Exclusive interview with Amy BouldenJune, 2015
Mark Townsend meets the highly promising Welsh youngster
What is it like to have the World No. 1 who is four years younger than you?
It’s amazing. I played with her at the Astor Trophy when we were amateurs in 2011 and she was awesome then.
Even then she was very mature for her age, she was quite quiet but is coming into her own now. You wouldn’t think she was 13 at the time. She is in the spotlight so much now but is obviously thriving under that.
It’s great to see someone as young as her at the top as it pushes us all on. Her pitching and short game was incredible even then and on Tour that is so important when the pressure is on.
How did you know when to turn pro or whether to do the college thing in the States?
I worked with Nigel Edwards and the Wales coach was Jeremy Dale and I said to them that I was thinking about going to college in the States. I wasn’t interested in going back to school but one pull was the weather though, at the same time, I didn’t want to leave my coach as well.
But there was the opportunity to practise in Dubai in the winter and the season started early anyway as amateurs so it didn’t make sense for me.
I was just 20 but felt like that was the right time. I didn’t really know a lot of the girls I was playing amateur golf with and thought it was time to move on.
How easy is it to get sponsorship as a rookie on the LET?
Elite Cymru helped me throughout my amateur career and the better you did the more funding you would get.
Last year I didn’t have a sponsor on Tour except for the help of Elite Cymru. It was tough but sponsors come in when you play well. It does cost a lot and you get taxed a lot from the countries we are in but prize money is on the up.
Do you set goals each year?
At the back of my mind was the Rookie of Year though you are not thinking that at every event. I won on the Access Series in May and that gave me the confidence that I could compete as a professional, then to lead the qualifying for the US Open kickstarted things.
There was probably more pressure towards the last half of the year to win the Rookie of the Year. I don’t really feel pressure, the only time I do is when I am in contention, but generally I am more relaxed.
My goal is to be able to put myself in contention on tour and to be able to get my first win, to get myself in a real pressure situation and see how I cope.

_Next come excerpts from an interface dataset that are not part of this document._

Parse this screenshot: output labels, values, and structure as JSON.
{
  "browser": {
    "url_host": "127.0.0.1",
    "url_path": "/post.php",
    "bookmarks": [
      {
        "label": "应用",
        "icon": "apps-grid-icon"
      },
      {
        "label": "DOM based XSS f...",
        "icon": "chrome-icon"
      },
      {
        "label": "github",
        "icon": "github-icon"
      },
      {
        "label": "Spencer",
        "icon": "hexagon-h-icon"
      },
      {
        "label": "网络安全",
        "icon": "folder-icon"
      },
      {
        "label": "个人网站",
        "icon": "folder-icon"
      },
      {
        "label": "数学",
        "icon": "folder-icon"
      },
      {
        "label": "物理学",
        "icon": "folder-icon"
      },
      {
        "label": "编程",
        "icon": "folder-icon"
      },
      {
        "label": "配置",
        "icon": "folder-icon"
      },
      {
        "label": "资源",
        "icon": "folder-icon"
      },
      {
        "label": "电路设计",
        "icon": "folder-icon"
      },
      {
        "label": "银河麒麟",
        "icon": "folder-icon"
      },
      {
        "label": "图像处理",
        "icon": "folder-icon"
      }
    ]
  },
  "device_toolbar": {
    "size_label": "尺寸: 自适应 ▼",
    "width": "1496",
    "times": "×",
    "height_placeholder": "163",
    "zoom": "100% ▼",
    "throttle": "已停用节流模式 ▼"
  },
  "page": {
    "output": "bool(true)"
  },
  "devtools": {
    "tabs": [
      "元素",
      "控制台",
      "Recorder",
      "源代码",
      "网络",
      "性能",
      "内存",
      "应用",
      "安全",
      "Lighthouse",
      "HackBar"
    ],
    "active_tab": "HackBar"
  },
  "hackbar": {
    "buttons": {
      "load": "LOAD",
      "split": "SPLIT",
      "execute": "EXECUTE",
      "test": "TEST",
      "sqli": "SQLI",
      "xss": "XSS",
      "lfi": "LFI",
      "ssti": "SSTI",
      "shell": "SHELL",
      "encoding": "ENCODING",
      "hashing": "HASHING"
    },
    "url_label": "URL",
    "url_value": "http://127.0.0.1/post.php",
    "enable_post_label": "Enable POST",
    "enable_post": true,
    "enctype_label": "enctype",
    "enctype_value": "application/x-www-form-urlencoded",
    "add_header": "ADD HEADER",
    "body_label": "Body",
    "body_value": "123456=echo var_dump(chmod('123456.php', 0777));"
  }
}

I am really enjoying the tour this year. I know all the girls really well and feel comfortable playing out there. I don’t feel anyone is too much better than me, which is important. Then the target is the LPGA Q School at the end of the year.
Is there an intimidation factor to play on the LPGA Tour?
There is a different feel to it, the players earn more money so they can afford to take managers and family/boyfriends with them but the tour has the best players in the world so I want to be a part of it.
At the US Open I was still a bit star-struck as you would want to watch all the big names hit balls.
The LET is a very close tour. Everyone is good friends and we don’t earn as much money so we all have to room together.
No-one minds sharing with anyone.
Do you have a regular caddy?
Not at the moment, I have had a few different ones and really clicked with one. It is hard as you get offers but you don’t want them for just one week.
It averages quite a bit for the week and I hate the bartering part of what they are getting paid so it would be great to sort one for the season.
I have had some bad ones and good ones and have had great weeks but not got on.